Repeat review from "Biopics:" Moneyball is the story of Billy Beane's transformation of the Oakland A's by retiring romantic notions of recruitment and replacing them with sabermetric principles. [Yes, I had to look that up.] Bennett Miller's film is servicable; Brad Pitt's performance is quite good. Hollywood has established a biopic formula that gets in the way of authenticity for me. European films portraying actual people usually feel more genuine.
I have always found it interesting that when I ask a class about the story of Adam and Eve in the Garden, who ate the fruit of what, they inevitably answer that they ate the fruit of the Tree of Life. This is wrong, of course; Adam and Eve eat the fruit of the Tree of the Knowledge of Good and Evil. The premise of Terrence Malick's The Tree of Life seems as if it might be an exploration of this misperception. The Tree of Life is a lush film in the sense of lavish, fertile, sumptuous, magnificent. It is also quiet to the point of near muteness, introspective, spare. On the one hand it is the story of a solitary individual, a boy coming of age in Waco, Texas, in the 1950s. This is the era of my childhood, too, and it is uncannily accurate.
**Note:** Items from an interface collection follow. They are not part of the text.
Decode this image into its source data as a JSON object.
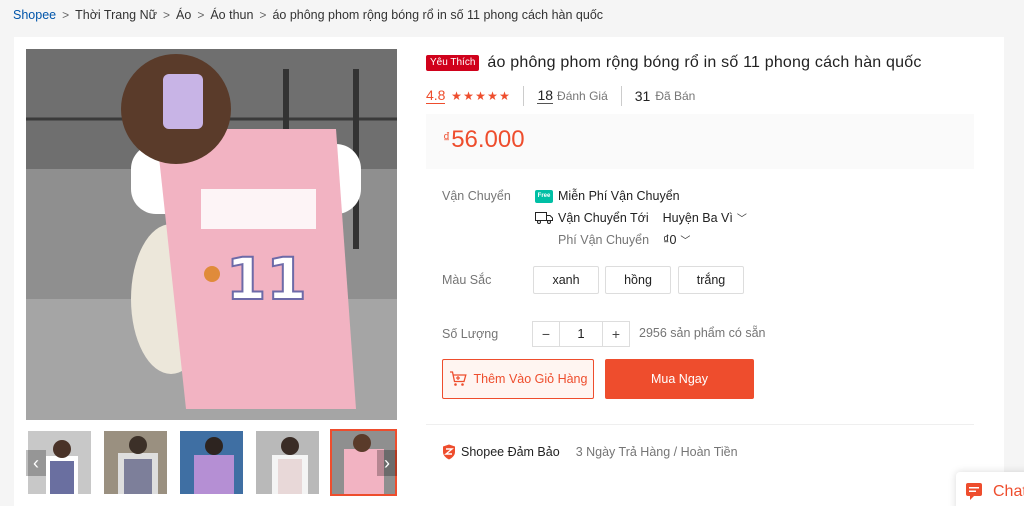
{
  "breadcrumb": {
    "items": [
      "Shopee",
      "Thời Trang Nữ",
      "Áo",
      "Áo thun",
      "áo phông phom rộng bóng rổ in số 11 phong cách hàn quốc"
    ],
    "separator": ">"
  },
  "product": {
    "badge": "Yêu Thích",
    "title": "áo phông phom rộng bóng rổ in số 11 phong cách hàn quốc",
    "rating": "4.8",
    "stars": 5,
    "reviews_count": "18",
    "reviews_label": "Đánh Giá",
    "sold_count": "31",
    "sold_label": "Đã Bán",
    "currency": "₫",
    "price": "56.000"
  },
  "shipping": {
    "label": "Vận Chuyển",
    "free_text": "Miễn Phí Vận Chuyển",
    "free_icon": "Free",
    "to_label": "Vận Chuyển Tới",
    "to_value": "Huyện Ba Vì",
    "fee_label": "Phí Vận Chuyển",
    "fee_value": "₫0"
  },
  "color": {
    "label": "Màu Sắc",
    "options": [
      "xanh",
      "hồng",
      "trắng"
    ]
  },
  "quantity": {
    "label": "Số Lượng",
    "minus": "−",
    "value": "1",
    "plus": "+",
    "stock_text": "2956 sản phẩm có sẵn"
  },
  "actions": {
    "add_to_cart": "Thêm Vào Giỏ Hàng",
    "buy_now": "Mua Ngay"
  },
  "guarantee": {
    "title": "Shopee Đảm Bảo",
    "text": "3 Ngày Trả Hàng / Hoàn Tiền"
  },
  "gallery": {
    "thumbnails": [
      "thumb-1",
      "thumb-2",
      "thumb-3",
      "thumb-4",
      "thumb-5"
    ],
    "prev_arrow": "‹",
    "next_arrow": "›"
  },
  "chat": {
    "label": "Chat"
  },
  "colors": {
    "accent": "#ee4d2d",
    "badge": "#d0011b",
    "link": "#0055aa"
  }
}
The boy is one among a family of four -- a father, a mother, a brother, and, haunting the family, the ghost of a younger brother who died years before. People claimed to be baffled by the film, but it makes itself achingly clear. The cosmic sequences people so hated are the necessary counterpoint to the finite lives of this nuclear family in this particular time and place. This boy lives within this family in this town in middle America in this time, and all the while an infinite universe courses on. There is the microcosm of this family within the macrocosm. The script is bare. It whispers. The boy's father is authoritarian, the mother overshadowed. The boy senses his father's undercurrent of resentment. He had wanted to be a mucisian but settled for making a living as an engineer. (Alexandre Desplat wrote the original score that alternates seemlessly with works by Bach, Mozart, Couperin, Brahms, Mahler, Respighi, Holst, Smetana, Arsenije Jovanovic among others. Berlioz's magnificent Requiem accompanies the film's climax.) The father loves his son, despite being overbearing. The boy loves his father but is wary of his moods. In fact, the movie is palpable with love. It permeates every frame, as does a sense of loss and finitude in the inexorable march of time immemorial. If the Academy has any sense of aesthetic and ethical decency, The Tree of Life will receive the Oscar.
Repeat review from "Hollywood III:" Then there was War Horse with John Willliams's score of such emotional manipulation (of which Spielburg is so enamored) that you'd be crying buckets even if you weren't watching a film in which good actors are being directed in such a way as to make a Hallmark Hall of Fame tear jerker look like hard boiled storytelling. The horse is about the only player in the film whom Spielberg is unable to turn into a caricature. His sentimental nostalgia for overwrought Hollywood epics is almost as gratuitous as his addiction to CGI.